## What this task involves
Output all of the data verbatim.
-.-.-
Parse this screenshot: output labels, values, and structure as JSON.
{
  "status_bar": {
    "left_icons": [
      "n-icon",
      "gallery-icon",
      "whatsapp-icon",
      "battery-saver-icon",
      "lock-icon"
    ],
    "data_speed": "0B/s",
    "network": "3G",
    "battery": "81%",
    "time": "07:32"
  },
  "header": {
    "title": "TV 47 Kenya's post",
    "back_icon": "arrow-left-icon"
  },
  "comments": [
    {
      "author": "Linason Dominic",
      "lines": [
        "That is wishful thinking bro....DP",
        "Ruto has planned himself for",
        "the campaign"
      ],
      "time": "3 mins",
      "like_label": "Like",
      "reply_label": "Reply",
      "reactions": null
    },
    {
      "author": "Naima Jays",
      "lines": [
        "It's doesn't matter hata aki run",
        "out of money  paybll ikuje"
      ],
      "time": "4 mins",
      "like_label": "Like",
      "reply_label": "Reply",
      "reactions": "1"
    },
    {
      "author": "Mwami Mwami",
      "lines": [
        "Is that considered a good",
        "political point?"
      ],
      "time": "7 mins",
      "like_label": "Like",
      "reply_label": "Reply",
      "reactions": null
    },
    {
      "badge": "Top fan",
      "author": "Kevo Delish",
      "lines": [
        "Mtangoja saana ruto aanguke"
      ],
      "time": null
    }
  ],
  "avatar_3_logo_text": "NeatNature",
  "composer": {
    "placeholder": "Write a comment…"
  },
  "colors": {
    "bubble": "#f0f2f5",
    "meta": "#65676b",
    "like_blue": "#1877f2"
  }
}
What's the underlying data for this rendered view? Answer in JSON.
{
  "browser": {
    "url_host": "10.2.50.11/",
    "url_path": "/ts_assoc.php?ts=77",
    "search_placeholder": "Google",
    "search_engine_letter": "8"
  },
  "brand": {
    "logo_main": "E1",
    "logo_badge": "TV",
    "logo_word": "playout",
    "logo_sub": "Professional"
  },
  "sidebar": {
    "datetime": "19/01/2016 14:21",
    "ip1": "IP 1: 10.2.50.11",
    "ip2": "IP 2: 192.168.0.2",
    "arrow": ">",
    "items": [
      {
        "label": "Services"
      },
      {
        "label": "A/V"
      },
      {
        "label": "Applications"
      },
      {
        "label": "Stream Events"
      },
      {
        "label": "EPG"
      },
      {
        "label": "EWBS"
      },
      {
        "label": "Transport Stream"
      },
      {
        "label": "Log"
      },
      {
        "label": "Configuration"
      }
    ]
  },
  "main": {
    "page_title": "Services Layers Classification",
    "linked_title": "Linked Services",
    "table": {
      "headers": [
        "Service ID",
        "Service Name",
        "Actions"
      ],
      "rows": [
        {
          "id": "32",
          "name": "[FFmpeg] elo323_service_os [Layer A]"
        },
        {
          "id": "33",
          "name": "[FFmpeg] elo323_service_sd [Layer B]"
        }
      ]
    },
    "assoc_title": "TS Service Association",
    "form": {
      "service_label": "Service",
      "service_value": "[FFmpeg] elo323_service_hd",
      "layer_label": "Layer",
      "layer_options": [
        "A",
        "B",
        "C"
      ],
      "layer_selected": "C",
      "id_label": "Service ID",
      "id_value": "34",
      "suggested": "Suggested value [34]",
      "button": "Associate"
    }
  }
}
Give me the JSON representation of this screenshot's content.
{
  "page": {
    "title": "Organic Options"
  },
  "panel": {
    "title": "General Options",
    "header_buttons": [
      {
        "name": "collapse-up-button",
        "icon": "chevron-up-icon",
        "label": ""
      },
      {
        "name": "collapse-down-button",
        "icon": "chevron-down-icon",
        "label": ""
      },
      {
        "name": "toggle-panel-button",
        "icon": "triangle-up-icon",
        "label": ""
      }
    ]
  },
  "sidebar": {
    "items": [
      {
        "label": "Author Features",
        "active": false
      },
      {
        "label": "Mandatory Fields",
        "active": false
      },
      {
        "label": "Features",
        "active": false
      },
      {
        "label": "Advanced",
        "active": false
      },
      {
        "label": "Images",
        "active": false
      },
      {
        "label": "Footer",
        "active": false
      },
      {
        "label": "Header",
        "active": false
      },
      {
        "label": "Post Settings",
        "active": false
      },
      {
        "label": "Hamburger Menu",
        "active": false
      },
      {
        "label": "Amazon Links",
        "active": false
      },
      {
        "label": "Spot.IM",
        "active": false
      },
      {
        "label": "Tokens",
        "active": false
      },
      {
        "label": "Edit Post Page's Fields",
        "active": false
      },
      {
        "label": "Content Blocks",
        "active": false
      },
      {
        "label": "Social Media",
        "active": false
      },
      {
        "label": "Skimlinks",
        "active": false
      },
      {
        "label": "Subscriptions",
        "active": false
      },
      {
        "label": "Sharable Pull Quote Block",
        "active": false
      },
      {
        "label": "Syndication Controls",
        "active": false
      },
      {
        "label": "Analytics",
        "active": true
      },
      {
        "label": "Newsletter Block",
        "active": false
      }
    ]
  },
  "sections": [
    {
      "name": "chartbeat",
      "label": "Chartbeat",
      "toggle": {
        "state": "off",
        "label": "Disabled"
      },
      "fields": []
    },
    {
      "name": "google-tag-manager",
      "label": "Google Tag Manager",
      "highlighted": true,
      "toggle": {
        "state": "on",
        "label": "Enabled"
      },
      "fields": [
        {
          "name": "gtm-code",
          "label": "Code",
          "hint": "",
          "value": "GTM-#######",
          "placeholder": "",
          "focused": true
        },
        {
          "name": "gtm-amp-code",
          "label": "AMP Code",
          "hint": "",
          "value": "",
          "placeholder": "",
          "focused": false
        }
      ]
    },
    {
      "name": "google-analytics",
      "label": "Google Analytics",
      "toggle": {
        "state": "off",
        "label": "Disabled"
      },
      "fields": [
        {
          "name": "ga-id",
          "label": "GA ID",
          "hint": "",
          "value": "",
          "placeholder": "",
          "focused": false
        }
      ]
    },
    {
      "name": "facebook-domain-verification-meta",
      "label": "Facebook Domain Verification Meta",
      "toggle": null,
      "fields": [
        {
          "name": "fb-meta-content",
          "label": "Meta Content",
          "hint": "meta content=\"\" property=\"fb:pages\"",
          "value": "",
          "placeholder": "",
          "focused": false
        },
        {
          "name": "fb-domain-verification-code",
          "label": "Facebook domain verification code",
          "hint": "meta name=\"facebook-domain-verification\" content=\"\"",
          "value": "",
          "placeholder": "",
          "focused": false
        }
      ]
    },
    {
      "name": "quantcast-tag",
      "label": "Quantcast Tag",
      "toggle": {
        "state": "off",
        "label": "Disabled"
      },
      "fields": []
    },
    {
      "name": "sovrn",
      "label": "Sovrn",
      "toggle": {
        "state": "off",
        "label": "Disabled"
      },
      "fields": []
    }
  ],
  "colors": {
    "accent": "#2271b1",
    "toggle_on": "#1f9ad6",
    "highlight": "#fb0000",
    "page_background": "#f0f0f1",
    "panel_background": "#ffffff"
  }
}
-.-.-
## Task answer
Parse this screenshot: output labels, values, and structure as JSON.
{
  "status_bar": {
    "left_icons": [
      "n-icon",
      "gallery-icon",
      "whatsapp-icon",
      "battery-saver-icon",
      "lock-icon"
    ],
    "data_speed": "0B/s",
    "network": "3G",
    "battery": "81%",
    "time": "07:32"
  },
  "header": {
    "title": "TV 47 Kenya's post",
    "back_icon": "arrow-left-icon"
  },
  "comments": [
    {
      "author": "Linason Dominic",
      "lines": [
        "That is wishful thinking bro....DP",
        "Ruto has planned himself for",
        "the campaign"
      ],
      "time": "3 mins",
      "like_label": "Like",
      "reply_label": "Reply",
      "reactions": null
    },
    {
      "author": "Naima Jays",
      "lines": [
        "It's doesn't matter hata aki run",
        "out of money  paybll ikuje"
      ],
      "time": "4 mins",
      "like_label": "Like",
      "reply_label": "Reply",
      "reactions": "1"
    },
    {
      "author": "Mwami Mwami",
      "lines": [
        "Is that considered a good",
        "political point?"
      ],
      "time": "7 mins",
      "like_label": "Like",
      "reply_label": "Reply",
      "reactions": null
    },
    {
      "badge": "Top fan",
      "author": "Kevo Delish",
      "lines": [
        "Mtangoja saana ruto aanguke"
      ],
      "time": null
    }
  ],
  "avatar_3_logo_text": "NeatNature",
  "composer": {
    "placeholder": "Write a comment…"
  },
  "colors": {
    "bubble": "#f0f2f5",
    "meta": "#65676b",
    "like_blue": "#1877f2"
  }
}
What's the underlying data for this rendered view? Answer in JSON.
{
  "browser": {
    "url_host": "10.2.50.11/",
    "url_path": "/ts_assoc.php?ts=77",
    "search_placeholder": "Google",
    "search_engine_letter": "8"
  },
  "brand": {
    "logo_main": "E1",
    "logo_badge": "TV",
    "logo_word": "playout",
    "logo_sub": "Professional"
  },
  "sidebar": {
    "datetime": "19/01/2016 14:21",
    "ip1": "IP 1: 10.2.50.11",
    "ip2": "IP 2: 192.168.0.2",
    "arrow": ">",
    "items": [
      {
        "label": "Services"
      },
      {
        "label": "A/V"
      },
      {
        "label": "Applications"
      },
      {
        "label": "Stream Events"
      },
      {
        "label": "EPG"
      },
      {
        "label": "EWBS"
      },
      {
        "label": "Transport Stream"
      },
      {
        "label": "Log"
      },
      {
        "label": "Configuration"
      }
    ]
  },
  "main": {
    "page_title": "Services Layers Classification",
    "linked_title": "Linked Services",
    "table": {
      "headers": [
        "Service ID",
        "Service Name",
        "Actions"
      ],
      "rows": [
        {
          "id": "32",
          "name": "[FFmpeg] elo323_service_os [Layer A]"
        },
        {
          "id": "33",
          "name": "[FFmpeg] elo323_service_sd [Layer B]"
        }
      ]
    },
    "assoc_title": "TS Service Association",
    "form": {
      "service_label": "Service",
      "service_value": "[FFmpeg] elo323_service_hd",
      "layer_label": "Layer",
      "layer_options": [
        "A",
        "B",
        "C"
      ],
      "layer_selected": "C",
      "id_label": "Service ID",
      "id_value": "34",
      "suggested": "Suggested value [34]",
      "button": "Associate"
    }
  }
}
Give me the JSON representation of this screenshot's content.
{
  "page": {
    "title": "Organic Options"
  },
  "panel": {
    "title": "General Options",
    "header_buttons": [
      {
        "name": "collapse-up-button",
        "icon": "chevron-up-icon",
        "label": ""
      },
      {
        "name": "collapse-down-button",
        "icon": "chevron-down-icon",
        "label": ""
      },
      {
        "name": "toggle-panel-button",
        "icon": "triangle-up-icon",
        "label": ""
      }
    ]
  },
  "sidebar": {
    "items": [
      {
        "label": "Author Features",
        "active": false
      },
      {
        "label": "Mandatory Fields",
        "active": false
      },
      {
        "label": "Features",
        "active": false
      },
      {
        "label": "Advanced",
        "active": false
      },
      {
        "label": "Images",
        "active": false
      },
      {
        "label": "Footer",
        "active": false
      },
      {
        "label": "Header",
        "active": false
      },
      {
        "label": "Post Settings",
        "active": false
      },
      {
        "label": "Hamburger Menu",
        "active": false
      },
      {
        "label": "Amazon Links",
        "active": false
      },
      {
        "label": "Spot.IM",
        "active": false
      },
      {
        "label": "Tokens",
        "active": false
      },
      {
        "label": "Edit Post Page's Fields",
        "active": false
      },
      {
        "label": "Content Blocks",
        "active": false
      },
      {
        "label": "Social Media",
        "active": false
      },
      {
        "label": "Skimlinks",
        "active": false
      },
      {
        "label": "Subscriptions",
        "active": false
      },
      {
        "label": "Sharable Pull Quote Block",
        "active": false
      },
      {
        "label": "Syndication Controls",
        "active": false
      },
      {
        "label": "Analytics",
        "active": true
      },
      {
        "label": "Newsletter Block",
        "active": false
      }
    ]
  },
  "sections": [
    {
      "name": "chartbeat",
      "label": "Chartbeat",
      "toggle": {
        "state": "off",
        "label": "Disabled"
      },
      "fields": []
    },
    {
      "name": "google-tag-manager",
      "label": "Google Tag Manager",
      "highlighted": true,
      "toggle": {
        "state": "on",
        "label": "Enabled"
      },
      "fields": [
        {
          "name": "gtm-code",
          "label": "Code",
          "hint": "",
          "value": "GTM-#######",
          "placeholder": "",
          "focused": true
        },
        {
          "name": "gtm-amp-code",
          "label": "AMP Code",
          "hint": "",
          "value": "",
          "placeholder": "",
          "focused": false
        }
      ]
    },
    {
      "name": "google-analytics",
      "label": "Google Analytics",
      "toggle": {
        "state": "off",
        "label": "Disabled"
      },
      "fields": [
        {
          "name": "ga-id",
          "label": "GA ID",
          "hint": "",
          "value": "",
          "placeholder": "",
          "focused": false
        }
      ]
    },
    {
      "name": "facebook-domain-verification-meta",
      "label": "Facebook Domain Verification Meta",
      "toggle": null,
      "fields": [
        {
          "name": "fb-meta-content",
          "label": "Meta Content",
          "hint": "meta content=\"\" property=\"fb:pages\"",
          "value": "",
          "placeholder": "",
          "focused": false
        },
        {
          "name": "fb-domain-verification-code",
          "label": "Facebook domain verification code",
          "hint": "meta name=\"facebook-domain-verification\" content=\"\"",
          "value": "",
          "placeholder": "",
          "focused": false
        }
      ]
    },
    {
      "name": "quantcast-tag",
      "label": "Quantcast Tag",
      "toggle": {
        "state": "off",
        "label": "Disabled"
      },
      "fields": []
    },
    {
      "name": "sovrn",
      "label": "Sovrn",
      "toggle": {
        "state": "off",
        "label": "Disabled"
      },
      "fields": []
    }
  ],
  "colors": {
    "accent": "#2271b1",
    "toggle_on": "#1f9ad6",
    "highlight": "#fb0000",
    "page_background": "#f0f0f1",
    "panel_background": "#ffffff"
  }
}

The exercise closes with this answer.